Compliance 360° Part 6: Don’t Do That! How To Respond To FDA-483s
This is Compliance 360°, a podcast series from Medtech Insight on US FDA compliance and enforcement issues. In this sixth installment, former FDA investigations branch director Ricki Chase explains how your firm can best respond to the agency following the issuance of an FDA-483 inspection form, and tells you four things your firm should never do when replying to FDA.
Other Compliance 360° Podcasts
- Handling Difficult US FDA Investigators
- Getting The Most Out Of Inspection Close-Out Meetings
- Building Trust With US FDA – Can It Be Done?
- How To Better Manage Your Quality Data
- Medical Device 483s – US FDA’s Top 5 Observations
- Don’t Do That! How To Respond To FDA-483s
- Factors Feeding Your Inspection Cycle – A New Paradigm
- Patient Influence On US FDA’s Enforcement Strategy
- US FDA Is Looking Closely At Process Validation – Are You Ready?
Ricki Chase doesn't mince words when advising medical device manufacturers on four things they should never do when responding to US FDA after receiving an FDA-483 form following an unfavorable inspection.
First, "do not send a response cold without a cover letter. It is generally not polite, and you want to make sure that the agency understands that you understand the importance of the 483 and the response," Chase says in the sixth installment of Compliance 360°, a podcast series from Medtech Insight on FDA compliance and enforcement issues.
Second, "do not send a response that does not tie the corrective action to the observation. A single narrative document makes it difficult for the officer to identify which observation you are planning to correct and how," she says. Third, "do not send a response indicating that you have made corrective actions without providing evidence of such.
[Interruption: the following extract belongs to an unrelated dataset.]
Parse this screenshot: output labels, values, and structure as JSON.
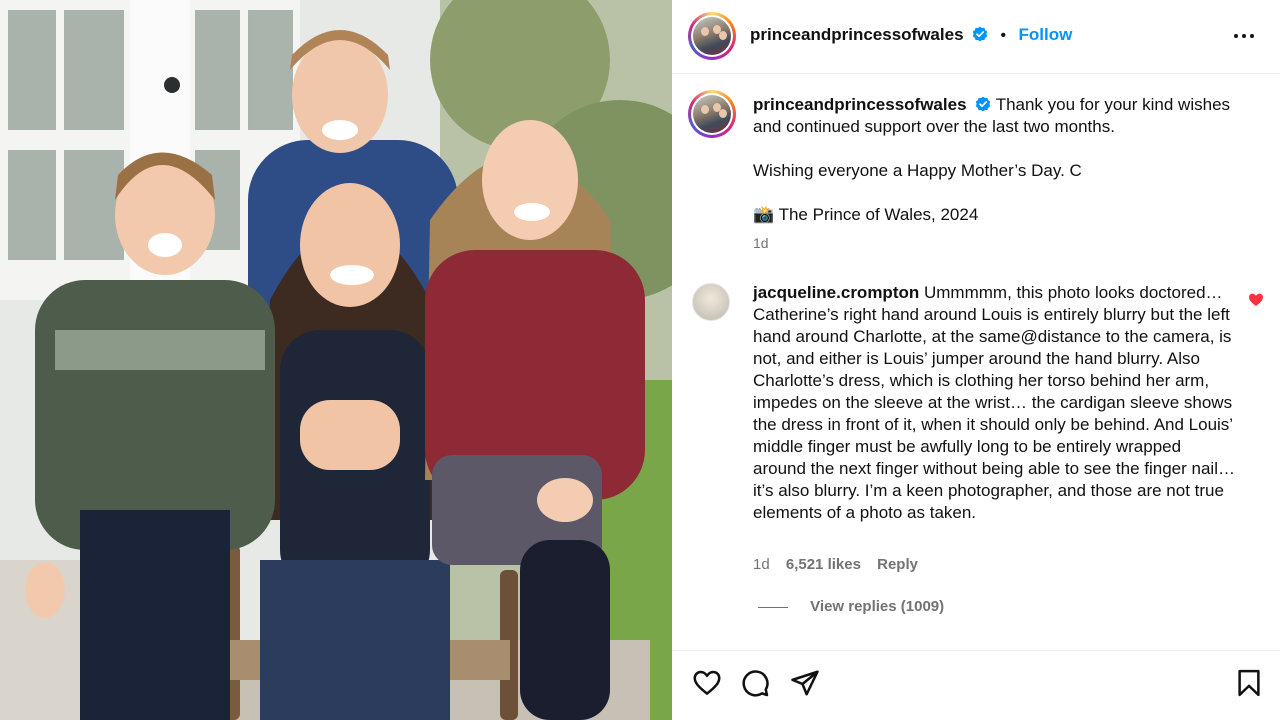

No evidence, it didn't happen."
Finally, "do not make promises that you cannot keep."
In the podcast, Chase – a former FDA investigations branch director – also explains how your firm can best respond to the agency following the issuance of an FDA-483.
"The expense of a warning letter far outweighs the cost of a swift, dedicated, well-thought-out response, and the opportunity to voluntarily correct and improve your quality system," she says.
Chase is compliance practice director for Lachman Consultant Services, a firm she joined in June 2016 after spending 16 years at FDA, where she was also an investigator, medical device specialist and supervisory investigator.
Listen to the podcast via the player below: